Saturday, July 18, 2009

A Hint of Difference

Nurse K recently discussed an interesting hint between nurses and doctors: "No new orders."

In a nutshell: Suppose a patient is rapidly deteriorating. The nurse knows the patient is about to hit the wall and maybe die, but s/he may not have the authority to do what's needed - the doctor does. (Technically, the nurse can't even make an official diagnosis, but with years of experience s/he may know what's actually happening.)

Nurse tells the doctor what's going on. Doctor doesn't see it quite the same way, and decides to keep the patient where s/he is.

The nurse figures "Hmmm...this patient may just die. Or fall asleep for 10 or 20 years. Or become a vegetable or a basket case. People might blame me and even think of suing me. I need to show everyone that I knew of the danger and did what I could to stop it, but the doctor wouldn't listen."

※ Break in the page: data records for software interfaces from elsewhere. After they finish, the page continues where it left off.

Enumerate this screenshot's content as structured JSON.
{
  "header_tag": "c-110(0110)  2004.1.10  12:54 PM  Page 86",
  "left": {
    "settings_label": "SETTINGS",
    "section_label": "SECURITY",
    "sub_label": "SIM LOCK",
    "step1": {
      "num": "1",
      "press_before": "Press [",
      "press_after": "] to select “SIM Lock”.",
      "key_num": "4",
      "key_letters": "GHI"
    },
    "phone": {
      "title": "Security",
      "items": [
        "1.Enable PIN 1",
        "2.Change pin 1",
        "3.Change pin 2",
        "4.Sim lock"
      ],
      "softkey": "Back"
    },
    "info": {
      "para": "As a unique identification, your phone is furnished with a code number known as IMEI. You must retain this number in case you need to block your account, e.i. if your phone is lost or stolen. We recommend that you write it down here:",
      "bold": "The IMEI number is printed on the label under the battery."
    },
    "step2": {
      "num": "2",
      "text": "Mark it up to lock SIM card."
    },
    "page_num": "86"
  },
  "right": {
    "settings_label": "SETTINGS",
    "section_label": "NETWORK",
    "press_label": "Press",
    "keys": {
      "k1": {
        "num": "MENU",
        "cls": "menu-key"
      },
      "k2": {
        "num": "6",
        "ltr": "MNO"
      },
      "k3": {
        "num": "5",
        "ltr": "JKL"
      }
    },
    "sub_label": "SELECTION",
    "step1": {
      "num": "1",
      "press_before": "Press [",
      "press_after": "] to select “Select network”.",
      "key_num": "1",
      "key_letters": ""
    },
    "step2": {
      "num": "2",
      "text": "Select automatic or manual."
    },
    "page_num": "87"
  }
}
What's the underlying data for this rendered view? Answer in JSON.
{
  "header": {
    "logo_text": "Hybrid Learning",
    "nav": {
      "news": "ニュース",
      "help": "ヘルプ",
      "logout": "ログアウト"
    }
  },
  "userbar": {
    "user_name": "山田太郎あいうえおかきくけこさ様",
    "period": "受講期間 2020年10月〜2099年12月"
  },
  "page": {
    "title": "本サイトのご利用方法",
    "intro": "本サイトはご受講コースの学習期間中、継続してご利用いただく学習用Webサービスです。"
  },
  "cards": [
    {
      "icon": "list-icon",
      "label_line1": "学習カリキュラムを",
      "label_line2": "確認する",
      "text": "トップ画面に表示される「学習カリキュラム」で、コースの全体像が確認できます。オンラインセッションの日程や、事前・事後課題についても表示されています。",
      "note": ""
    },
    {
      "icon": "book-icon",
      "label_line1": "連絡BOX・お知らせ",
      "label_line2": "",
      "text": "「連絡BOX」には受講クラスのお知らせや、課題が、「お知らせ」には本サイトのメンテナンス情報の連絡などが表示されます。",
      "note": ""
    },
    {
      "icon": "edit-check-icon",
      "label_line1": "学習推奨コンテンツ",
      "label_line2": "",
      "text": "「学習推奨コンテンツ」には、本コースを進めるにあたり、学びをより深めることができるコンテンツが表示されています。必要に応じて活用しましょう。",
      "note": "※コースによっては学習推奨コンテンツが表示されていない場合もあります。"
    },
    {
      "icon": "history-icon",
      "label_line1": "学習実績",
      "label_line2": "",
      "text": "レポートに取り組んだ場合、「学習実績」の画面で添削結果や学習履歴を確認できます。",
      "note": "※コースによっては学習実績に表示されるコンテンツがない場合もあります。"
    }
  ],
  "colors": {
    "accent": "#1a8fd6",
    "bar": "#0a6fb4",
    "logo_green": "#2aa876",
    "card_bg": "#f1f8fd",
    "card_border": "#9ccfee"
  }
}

So Nurse writes in the patient's chart something like:

Patient's blood pressure taken on both rt and left arms, 82/49 on rt and 84/52 on left. HR=124 in a sinus tach. Patient alert with sats of 92% on 4L via NC. RR stable at 24. Temp 101.2 two hours after tylenol. Pt states he feels "more weak". MD reminded of markedly positive UA and alerted to change in blood pressure. No new orders. [Emphasis in original]

The nurse doesn't say "the patient has this problem" but rather gives all the specific facts which would persuade any competent medical professional that the patient has the problem. That's a clever maneuver: you can complain without actually looking like you're complaining or exceeding your authority - you're just giving the facts.

And at the end, the nurse says "No new orders." Technically, literally, all it means is that the doctor chose not to do anything new. In this context, it's a generally recognized hint that the doctor is asleep at the wheel and as a result disaster is about to strike.

Nurse K makes clear that "No new orders" has a specific implicit meaning:

"No new orders" is the passive-aggressive medical charting equivalent of "Patient's doctor is being a tool and needs to order [pressors, fluid bolus, central line, etc]."

Note that I am more than willing to paint a picture that accurately describes the condition that you're ignoring with redundant vital-sign charting and things of that nature. Nurses, it's very important to use "no new orders" sparingly so it doesn't lose its bite. Under no circumstances should "no new orders" be deployed in a situation where writing no new orders is the proper thing to do.
[Emphasis added]

[...]

So, in summary, if [you're a doctor and] you see "no new orders", that's a cue that a nurse thinks you're missing something and/or hates you.


(You might find the comments for that post pretty interesting, too.)

So in a nutshell: Communication is relative to particular workplaces, professions, clubs, families, you get the idea.

That means that before you assume that the other person is getting your hint, one thing to ask yourself is whether that kind of hint means the same thing in the milieu you're in right now.

It also reminds us that we don't know everything. When stepping into a new job, club, town or whatever, we need to stop, look and listen. A heckuva lot more than we talk - especially at first. The words, expressions and behaviors that may have meant one thing previously may mean something totally different in our new setting. And of course there will be new signals where we have arrived, so we may now need to say the same things in a different way.

What do you think?

1 comment:

Caitlin said...

Haha- I like this post a lot. Hospital professionals are taught to document EVERYTHING (liability) without saying too much at the same time. For instance, social workers' notes also give doctors & nurses important psychosocial information without violating patient trust/confidentiality... talk about being "vaguely specific."